Friday, August 3, 2012

And so we start

Yesterday evening I lunged Cohort with his new bit, and he was such a good boy. He has mostly excellent manners, lacking only in a prompt canter depart from my verbal cue and the conditioning to maintain the canter for long (not unlike Larry when he first arrived). See how nicely he steps under with his hind legs? He has a big overstride at the walk. (You can see how dusty my arena is right now, too; the first photo was taken at the beginning of our session and the second was taken later.)

I was going to ride this morning while Rick was around and the temps were still pleasant, but after I did chores and trimmed hooves on five sheep, Rick decided to go get the last load of hay and asked me if I would help. He has done the lion's share of filling the barn with hay this year; I couldn't say no. So now we have 14 tons of hay stored, I'm hot and sweaty, the temps are soaring into the 90s and Cohort is enjoying being being out on pasture. Looks like I'll have to shoot for a Sunday morning ride!

Thursday, August 2, 2012

Olympic coverage: ROFL!!!

The Colbert ReportMon - Thurs 11:30pm / 10:30c
Stephen's Dressage Training Pt. 2

No tiaras here, but Cohort's owner is coming out this afternoon with a bit for him. If it fits, we'll get to work. We'll start out with lunging, as his new environment has him pretty spooked. Last night when I put him in his night-time stall/paddock, he was afraid of the feeder. He looks big and buff, but at five years of age with only a year-plus under saddle, he still has a baby brain!

Wednesday, August 1, 2012

Back to bay

In the comments of my last post, Lori asked: "What's next?" Well, I wasn't sure until this morning!
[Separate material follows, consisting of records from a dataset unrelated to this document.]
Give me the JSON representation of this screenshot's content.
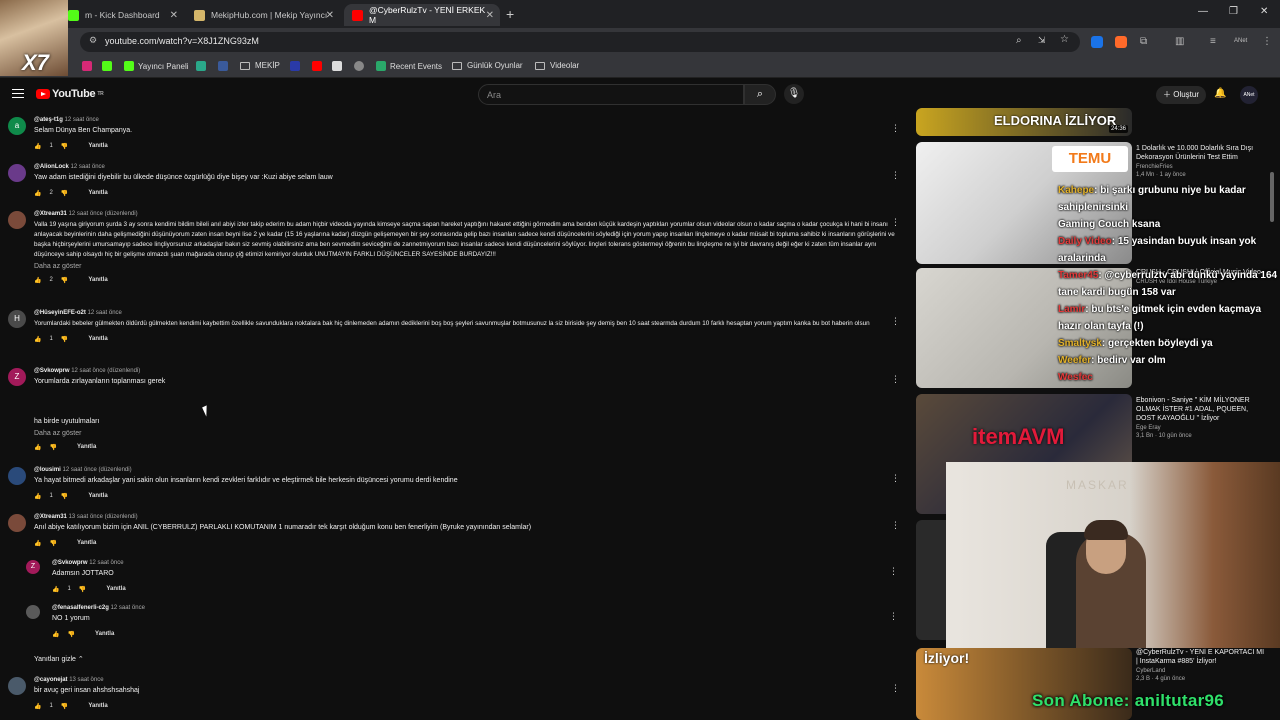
{
  "browser": {
    "tabs": [
      {
        "label": "m - Kick Dashboard",
        "color": "#53fc18"
      },
      {
        "label": "MekipHub.com | Mekip Yayıncı",
        "color": "#d4b66a"
      },
      {
        "label": "@CyberRulzTv - YENİ ERKEK M",
        "color": "#ff0000"
      }
    ],
    "url": "youtube.com/watch?v=X8J1ZNG93zM",
    "bookmarks": [
      "Yayıncı Paneli",
      "MEKİP",
      "Recent Events",
      "Günlük Oyunlar",
      "Videolar"
    ],
    "webcam_logo": "X7"
  },
  "youtube": {
    "logo_text": "YouTube",
    "logo_region": "TR",
    "search_placeholder": "Ara",
    "create_label": "Oluştur",
    "avatar_label": "ANet"
  },
  "comments": [
    {
      "avatar": "a",
      "avatar_color": "#0f8a4a",
      "author": "@ateş-t1g",
      "time": "12 saat önce",
      "text": "Selam Dünya Ben Champanya.",
      "likes": "1",
      "reply": "Yanıtla"
    },
    {
      "avatar": "",
      "avatar_color": "#6a3a8a",
      "author": "@AlionLock",
      "time": "12 saat önce",
      "text": "Yaw adam istediğini diyebilir bu ülkede düşünce özgürlüğü diye bişey var :Kuzi abiye selam lauw",
      "likes": "2",
      "reply": "Yanıtla"
    },
    {
      "avatar": "",
      "avatar_color": "#7a4a3a",
      "author": "@Xtream31",
      "time": "12 saat önce (düzenlendi)",
      "text": "Valla 19 yaşına giriyorum şurda 3 ay sonra kendimi bildim bileli anıl abiyi izler takip ederim bu adam hiçbir videoda yayında kimseye saçma sapan hareket yaptığını hakaret ettiğini görmedim ama benden küçük kardeşin yaptıkları yorumlar olsun videolar olsun o kadar saçma o kadar çocukça ki hani bi insanı anlayacak beyinlerinin daha gelişmediğini düşünüyorum zaten insan beyni lise 2 ye kadar (15 16 yaşlarına kadar) düzgün gelişemeyen bir şey sonrasında gelip bazı insanları sadece kendi düşüncelerini söylediği için yorum yapıp insanları linçlemeye o kadar müsait bi topluma sahibiz ki insanların görüşlerini ve başka hiçbirşeylerini umursamayıp sadece linçliyorsunuz arkadaşlar bakın siz sevmiş olabilirsiniz ama ben sevmedim seviceğimi de zannetmiyorum bazı insanlar sadece kendi düşüncelerini söylüyor. linçleri tolerans göstermeyi öğrenin bu linçleşme ne iyi bir davranış değil eğer ki zaten tüm insanlar aynı düşünceye sahip olsaydı hiç bir gelişme olmazdı şuan mağarada oturup çiğ etimizi kemiriyor olurduk UNUTMAYIN FARKLI DÜŞÜNCELER SAYESİNDE BURDAYIZ!!!",
      "more": "Daha az göster",
      "likes": "2",
      "reply": "Yanıtla"
    },
    {
      "avatar": "H",
      "avatar_color": "#4a4a4a",
      "author": "@HüseyinEFE-o2t",
      "time": "12 saat önce",
      "text": "Yorumlardaki bebeler gülmekten öldürdü gülmekten kendimi kaybettim özellikle savunduklara noktalara bak hiç dinlemeden adamın dediklerini boş boş şeyleri savunmuşlar botmusunuz la siz biriside şey demiş ben 10 saat stearmda durdum 10 farklı hesaptan yorum yaptım kanka bu bot haberin olsun",
      "likes": "1",
      "reply": "Yanıtla"
    },
    {
      "avatar": "Z",
      "avatar_color": "#a21a5a",
      "author": "@Svkowprw",
      "time": "12 saat önce (düzenlendi)",
      "text": "Yorumlarda zırlayanların toplanması gerek",
      "text2": "ha birde uyutulmaları",
      "more": "Daha az göster",
      "likes": "",
      "reply": "Yanıtla"
    },
    {
      "avatar": "",
      "avatar_color": "#2a4a7a",
      "author": "@lousimi",
      "time": "12 saat önce (düzenlendi)",
      "text": "Ya hayat bitmedi arkadaşlar yani sakin olun insanların kendi zevkleri farklıdır ve eleştirmek bile herkesin düşüncesi yorumu derdi kendine",
      "likes": "1",
      "reply": "Yanıtla"
    },
    {
      "avatar": "",
      "avatar_color": "#7a4a3a",
      "author": "@Xtream31",
      "time": "13 saat önce (düzenlendi)",
      "text": "Anıl abiye katılıyorum bizim için ANIL (CYBERRULZ) PARLAKLI KOMUTANIM 1 numaradır tek karşıt olduğum konu ben fenerliyim (Byruke yayınından selamlar)",
      "likes": "",
      "reply": "Yanıtla"
    },
    {
      "avatar": "Z",
      "avatar_color": "#a21a5a",
      "author": "@Svkowprw",
      "time": "12 saat önce",
      "text": "Adamsın JOTTARO",
      "likes": "1",
      "reply": "Yanıtla",
      "nested": true
    },
    {
      "avatar": "",
      "avatar_color": "#5a5a5a",
      "author": "@fenasalfenerli-c2g",
      "time": "12 saat önce",
      "text": "NO 1 yorum",
      "likes": "",
      "reply": "Yanıtla",
      "nested": true
    },
    {
      "avatar": "",
      "avatar_color": "#4a5a6a",
      "author": "@cayonejat",
      "time": "13 saat önce",
      "text": "bir avuç geri insan ahshshsahshaj",
      "likes": "1",
      "reply": "Yanıtla"
    }
  ],
  "hide_replies": "Yanıtları gizle",
  "related": [
    {
      "title": "ELDORINA İZLİYOR",
      "channel": "",
      "duration": "24:36"
    },
    {
      "title": "1 Dolarlık ve 10.000 Dolarlık Sıra Dışı Dekorasyon Ürünlerini Test Ettim",
      "channel": "FrenchieFries",
      "meta": "1,4 Mn · 1 ay önce"
    },
    {
      "title": "CRUSH - CRUSH! | Official Music Video",
      "channel": "CRUSH ve Idol House Türkiye",
      "meta": ""
    },
    {
      "title": "Ebonivon - Saniye \" KİM MİLYONER OLMAK İSTER #1 ADAL, PQUEEN, DOST KAYAOĞLU \" İzliyor",
      "channel": "Ege Eray",
      "meta": "3,1 Bn · 10 gün önce"
    },
    {
      "title": "@CyberRulzTv - YENİ E KAPORTACI MI | InstaKarma #885' İzliyor!",
      "channel": "CyberLand",
      "meta": "2,3 B · 4 gün önce"
    }
  ],
  "overlays": {
    "temu": "TEMU",
    "itemavm": "itemAVM",
    "sub_text": "Son Abone: aniltutar96",
    "cam_text": "MASKAR",
    "chat": [
      {
        "user": "Kahepe",
        "msg": ": bi şarkı grubunu niye bu kadar sahiplenirsinki"
      },
      {
        "user": "Gaming Couch",
        "msg": "ksana"
      },
      {
        "user": "Daily Video",
        "msg": ": 15 yasindan buyuk insan yok aralarinda"
      },
      {
        "user": "Tamer45",
        "msg": ": @cyberrulztv abi dünkü yayında 164 tane kardi bugün 158 var"
      },
      {
        "user": "Lamir",
        "msg": ": bu bts'e gitmek için evden kaçmaya hazır olan tayfa (!)"
      },
      {
        "user": "Smaltysk",
        "msg": ": gerçekten böyleydi ya"
      },
      {
        "user": "Weefer",
        "msg": ": bedirv var olm"
      },
      {
        "user": "Wesfec",
        "msg": ""
      }
    ]
  }
}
I am still interested in looking at BLM horses, especially after learning about a win-win proposition called T.I.P. I'm working on coordinating a little road trip to the nearest BLM holding pens to see if I can find a future dancing partner.

In the meantime, a friend of mine who knew Larry was moving on called and asked if I would consider taking her horse in for board and training. That took some thoughtful consideration. My friend bought this very green four-year-old Holsteiner cross (a Cotopaxi son) as her new dressage mount last fall, and he turned out to have a bent for bucking when he didn't want to do something. So my friend put him in hunter-jumper training this summer with the intention of selling him, and in the process he's settled down and hasn't bucked lately. Since he hasn't sold and my friend would really rather keep him if he's going to behave himself, yesterday I went to look at him. First the hunter-jumper trainer lunged and rode him.

I observed a green, hot horse but not a mean or crazy one, so we switched out saddles and I rode him a little. I came home and told Rick I thought I could handle him, and this morning Rick gave the go-ahead. I picked up my latest project this afternoon.

Meet Cohort, also known as Horton (Hears a Who, for his expression when worried; see it?):

I look forward to teaching Cohort how to dance so that Sylvia can enjoy him safely for years to come! But first, we need to get a bit that fits him....